http://www.dailymail.co.uk/sciencetech/ ... s-sun.html
This temple has been known about for a long time. At least since it was destroyed by the early church who was making a take over bid.
But modern technology is now being used to verify previously held assumptions etc.
In a new paper published to Philica, Amelia Carolina Sparavigna of Politecnico di Torino argues that the temple at Carrawburgh was likely designed around the birth of Mithras.
Sparavigna used the SunCal.net software to pinpoint the direction of sunrise and sunset at different times of the year for this location.
And, this revealed ‘good alignment’ for the Dec 25 sunrise along with the winter solstice (Dec 21), with a difference of just .2 degrees.
‘As we can see using software giving the sunrise and sunset directions on satellite maps, the orientation of the temple and the direction of the sunrise on winter solstice are in good agreement,’ Sparavigna wrote.
The name seems to echo a couple of themes on this site. Crows and burghs. However, the experts tell us that the original name was Brocolitia. Which is not apparently a vegetable but a badger hole. The Romans named it after the Welsh or Gaelic for the badger holes which may or may not have been in the area.
The Roman name for the Carrawburgh fort then, was Brocolitia, which was probably based on the original name (Welsh/Gaelic) for the area and is possibly translated 'Badger Holes'; if this is the case, then it is very likely that the area was once home to a substantial community of these nocturnal omnivores.
Compare modern Gaelic; broc, bruic badger, toll, tuill hole. Welsh; broch badger, twll, tyllu hole, hollow
I don't know why they associate the area with Gaelic speakers unless they know something nobody else does. Welsh perhaps but officially the Gaels didn't get there and when they did they were too busy fighting the Welsh, Picts and Northumbrians to bother about badger holes or setts as they are commonly called.
But the language doesn't work like that. It would be more normal to say the 'hole of the badger/s'. Crow town would be good English though.
Dwelly points out that broc has several meanings.
broc-luidh see broc-lann. Tha broc-luidh aig na sionnaich, the foxes have holes.
broc † a. Grey, dark grey.
broc-lann -ainn, sm Badgers den. 2 Den of wild beasts. 3 Cavern. 4* Any stinking place.
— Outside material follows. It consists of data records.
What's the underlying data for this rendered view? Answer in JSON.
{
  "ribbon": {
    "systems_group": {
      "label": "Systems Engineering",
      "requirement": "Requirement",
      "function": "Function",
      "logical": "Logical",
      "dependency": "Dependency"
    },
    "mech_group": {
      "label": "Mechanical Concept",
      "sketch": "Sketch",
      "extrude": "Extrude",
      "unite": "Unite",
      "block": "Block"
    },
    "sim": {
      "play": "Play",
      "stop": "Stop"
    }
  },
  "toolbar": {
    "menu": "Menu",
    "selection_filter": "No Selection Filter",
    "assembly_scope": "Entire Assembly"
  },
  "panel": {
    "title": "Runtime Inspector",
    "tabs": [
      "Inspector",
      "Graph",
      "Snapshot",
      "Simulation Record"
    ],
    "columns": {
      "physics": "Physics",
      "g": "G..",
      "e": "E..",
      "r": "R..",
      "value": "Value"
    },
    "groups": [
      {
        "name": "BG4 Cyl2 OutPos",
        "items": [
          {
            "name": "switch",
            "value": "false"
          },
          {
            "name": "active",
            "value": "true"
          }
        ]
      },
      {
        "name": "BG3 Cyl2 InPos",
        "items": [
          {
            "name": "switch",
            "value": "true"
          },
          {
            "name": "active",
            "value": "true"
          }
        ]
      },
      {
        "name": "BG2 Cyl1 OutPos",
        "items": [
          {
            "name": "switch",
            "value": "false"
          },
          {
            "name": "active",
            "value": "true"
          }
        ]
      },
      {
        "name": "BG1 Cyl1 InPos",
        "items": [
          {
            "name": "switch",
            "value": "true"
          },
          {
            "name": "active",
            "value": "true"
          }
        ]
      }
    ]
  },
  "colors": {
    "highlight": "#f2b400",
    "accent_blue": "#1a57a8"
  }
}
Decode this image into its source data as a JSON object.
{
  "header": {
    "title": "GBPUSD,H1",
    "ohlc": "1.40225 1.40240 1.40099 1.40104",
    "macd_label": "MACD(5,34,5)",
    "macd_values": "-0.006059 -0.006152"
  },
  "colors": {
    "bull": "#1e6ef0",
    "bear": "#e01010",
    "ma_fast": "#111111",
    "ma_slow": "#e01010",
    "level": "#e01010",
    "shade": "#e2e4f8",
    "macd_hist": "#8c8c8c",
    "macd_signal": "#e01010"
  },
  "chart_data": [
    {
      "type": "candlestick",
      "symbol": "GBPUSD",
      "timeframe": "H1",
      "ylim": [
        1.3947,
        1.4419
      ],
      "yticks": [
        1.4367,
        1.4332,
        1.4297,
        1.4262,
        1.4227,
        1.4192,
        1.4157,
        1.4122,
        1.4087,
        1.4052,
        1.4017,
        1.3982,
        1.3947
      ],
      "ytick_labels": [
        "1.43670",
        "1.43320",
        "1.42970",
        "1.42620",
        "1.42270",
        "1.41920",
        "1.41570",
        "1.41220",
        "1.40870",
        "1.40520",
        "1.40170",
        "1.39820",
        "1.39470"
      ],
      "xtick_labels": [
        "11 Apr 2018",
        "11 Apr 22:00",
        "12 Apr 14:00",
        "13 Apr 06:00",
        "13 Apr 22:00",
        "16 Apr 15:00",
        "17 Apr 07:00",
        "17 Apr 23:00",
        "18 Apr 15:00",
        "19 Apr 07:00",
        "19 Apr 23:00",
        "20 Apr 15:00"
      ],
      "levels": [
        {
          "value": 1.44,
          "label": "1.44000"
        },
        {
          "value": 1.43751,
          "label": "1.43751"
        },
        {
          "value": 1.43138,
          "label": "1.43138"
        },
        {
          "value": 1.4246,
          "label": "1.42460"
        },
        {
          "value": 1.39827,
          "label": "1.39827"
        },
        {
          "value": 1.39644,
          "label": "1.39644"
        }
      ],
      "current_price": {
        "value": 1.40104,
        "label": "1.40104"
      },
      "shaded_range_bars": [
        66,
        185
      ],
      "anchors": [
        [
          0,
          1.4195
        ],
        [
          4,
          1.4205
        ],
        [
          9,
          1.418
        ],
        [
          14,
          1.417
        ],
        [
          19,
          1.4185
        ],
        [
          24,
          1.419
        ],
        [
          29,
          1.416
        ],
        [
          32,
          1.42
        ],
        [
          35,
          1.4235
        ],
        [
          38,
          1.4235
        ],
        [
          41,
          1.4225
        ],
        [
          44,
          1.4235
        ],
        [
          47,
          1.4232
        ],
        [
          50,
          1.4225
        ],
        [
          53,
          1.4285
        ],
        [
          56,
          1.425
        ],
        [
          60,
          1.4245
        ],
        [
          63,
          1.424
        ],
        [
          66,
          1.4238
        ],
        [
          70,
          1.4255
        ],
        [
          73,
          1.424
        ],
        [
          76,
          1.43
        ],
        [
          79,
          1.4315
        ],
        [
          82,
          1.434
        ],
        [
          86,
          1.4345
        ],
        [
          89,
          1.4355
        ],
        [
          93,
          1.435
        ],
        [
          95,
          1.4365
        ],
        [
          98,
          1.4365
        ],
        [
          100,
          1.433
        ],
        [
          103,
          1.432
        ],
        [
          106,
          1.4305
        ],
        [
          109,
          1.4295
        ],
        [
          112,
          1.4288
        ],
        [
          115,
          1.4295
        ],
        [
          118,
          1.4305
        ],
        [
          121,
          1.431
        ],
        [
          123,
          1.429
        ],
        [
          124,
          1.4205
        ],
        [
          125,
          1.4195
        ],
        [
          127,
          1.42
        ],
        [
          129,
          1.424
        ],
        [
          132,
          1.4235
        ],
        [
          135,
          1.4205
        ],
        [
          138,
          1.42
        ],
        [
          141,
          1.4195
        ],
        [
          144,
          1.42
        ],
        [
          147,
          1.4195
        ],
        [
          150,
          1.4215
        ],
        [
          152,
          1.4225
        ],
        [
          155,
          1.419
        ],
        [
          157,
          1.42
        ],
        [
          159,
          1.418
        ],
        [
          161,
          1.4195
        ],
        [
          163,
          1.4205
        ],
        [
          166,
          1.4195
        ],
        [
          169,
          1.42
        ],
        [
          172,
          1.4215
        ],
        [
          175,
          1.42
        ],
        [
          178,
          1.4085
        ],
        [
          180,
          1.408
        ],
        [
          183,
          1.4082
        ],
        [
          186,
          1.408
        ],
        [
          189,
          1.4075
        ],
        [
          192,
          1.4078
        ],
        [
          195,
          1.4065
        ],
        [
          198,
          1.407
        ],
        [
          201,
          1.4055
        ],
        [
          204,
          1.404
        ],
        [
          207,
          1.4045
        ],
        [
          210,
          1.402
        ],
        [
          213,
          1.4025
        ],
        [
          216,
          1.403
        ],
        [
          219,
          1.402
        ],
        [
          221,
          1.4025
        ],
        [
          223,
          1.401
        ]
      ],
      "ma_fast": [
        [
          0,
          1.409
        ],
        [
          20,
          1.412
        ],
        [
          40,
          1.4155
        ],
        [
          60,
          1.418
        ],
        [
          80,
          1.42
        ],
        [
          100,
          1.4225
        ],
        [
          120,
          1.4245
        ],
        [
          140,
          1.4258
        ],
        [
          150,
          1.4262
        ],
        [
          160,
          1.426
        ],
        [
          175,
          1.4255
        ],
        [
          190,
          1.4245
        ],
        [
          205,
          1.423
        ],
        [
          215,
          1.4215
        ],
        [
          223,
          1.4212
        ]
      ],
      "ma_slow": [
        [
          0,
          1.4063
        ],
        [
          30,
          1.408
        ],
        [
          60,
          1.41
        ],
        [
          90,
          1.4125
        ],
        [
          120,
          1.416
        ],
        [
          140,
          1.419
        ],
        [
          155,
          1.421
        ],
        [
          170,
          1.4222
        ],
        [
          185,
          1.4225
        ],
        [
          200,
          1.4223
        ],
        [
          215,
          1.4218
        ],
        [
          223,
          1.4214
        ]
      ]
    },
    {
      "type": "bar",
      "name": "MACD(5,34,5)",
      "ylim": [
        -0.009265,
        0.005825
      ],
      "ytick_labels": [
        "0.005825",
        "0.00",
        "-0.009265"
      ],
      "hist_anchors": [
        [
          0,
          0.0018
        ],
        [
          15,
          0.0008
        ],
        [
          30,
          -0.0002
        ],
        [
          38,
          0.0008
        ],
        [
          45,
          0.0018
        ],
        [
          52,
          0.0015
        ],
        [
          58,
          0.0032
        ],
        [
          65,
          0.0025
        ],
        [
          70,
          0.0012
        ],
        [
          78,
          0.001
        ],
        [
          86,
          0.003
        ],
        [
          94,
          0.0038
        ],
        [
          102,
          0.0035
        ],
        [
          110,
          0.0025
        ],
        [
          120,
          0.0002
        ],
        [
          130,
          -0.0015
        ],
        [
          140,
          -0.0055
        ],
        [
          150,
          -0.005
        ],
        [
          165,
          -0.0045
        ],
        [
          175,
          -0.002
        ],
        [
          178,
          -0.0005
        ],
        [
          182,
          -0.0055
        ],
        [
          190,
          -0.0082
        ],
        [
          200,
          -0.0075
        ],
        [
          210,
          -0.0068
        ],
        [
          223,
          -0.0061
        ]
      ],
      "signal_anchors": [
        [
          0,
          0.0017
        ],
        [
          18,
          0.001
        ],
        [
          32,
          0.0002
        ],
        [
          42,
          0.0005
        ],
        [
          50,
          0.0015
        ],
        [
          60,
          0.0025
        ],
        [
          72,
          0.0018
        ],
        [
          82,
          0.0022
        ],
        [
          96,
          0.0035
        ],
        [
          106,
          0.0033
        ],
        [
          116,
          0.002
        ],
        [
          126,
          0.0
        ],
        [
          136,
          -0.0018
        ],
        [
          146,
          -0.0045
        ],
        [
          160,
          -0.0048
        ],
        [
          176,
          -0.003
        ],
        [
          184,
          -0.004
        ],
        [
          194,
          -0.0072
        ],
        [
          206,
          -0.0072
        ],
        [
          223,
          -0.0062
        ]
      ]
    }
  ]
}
bruic gen sing & npl of broc.
brochd sm see broc.
broc -ruic, sm Badger, brock (meles meles). 2(AF) Wolf (canis lupus).
Anyway for a nocturnal animal he seems to be fond of the sunrise.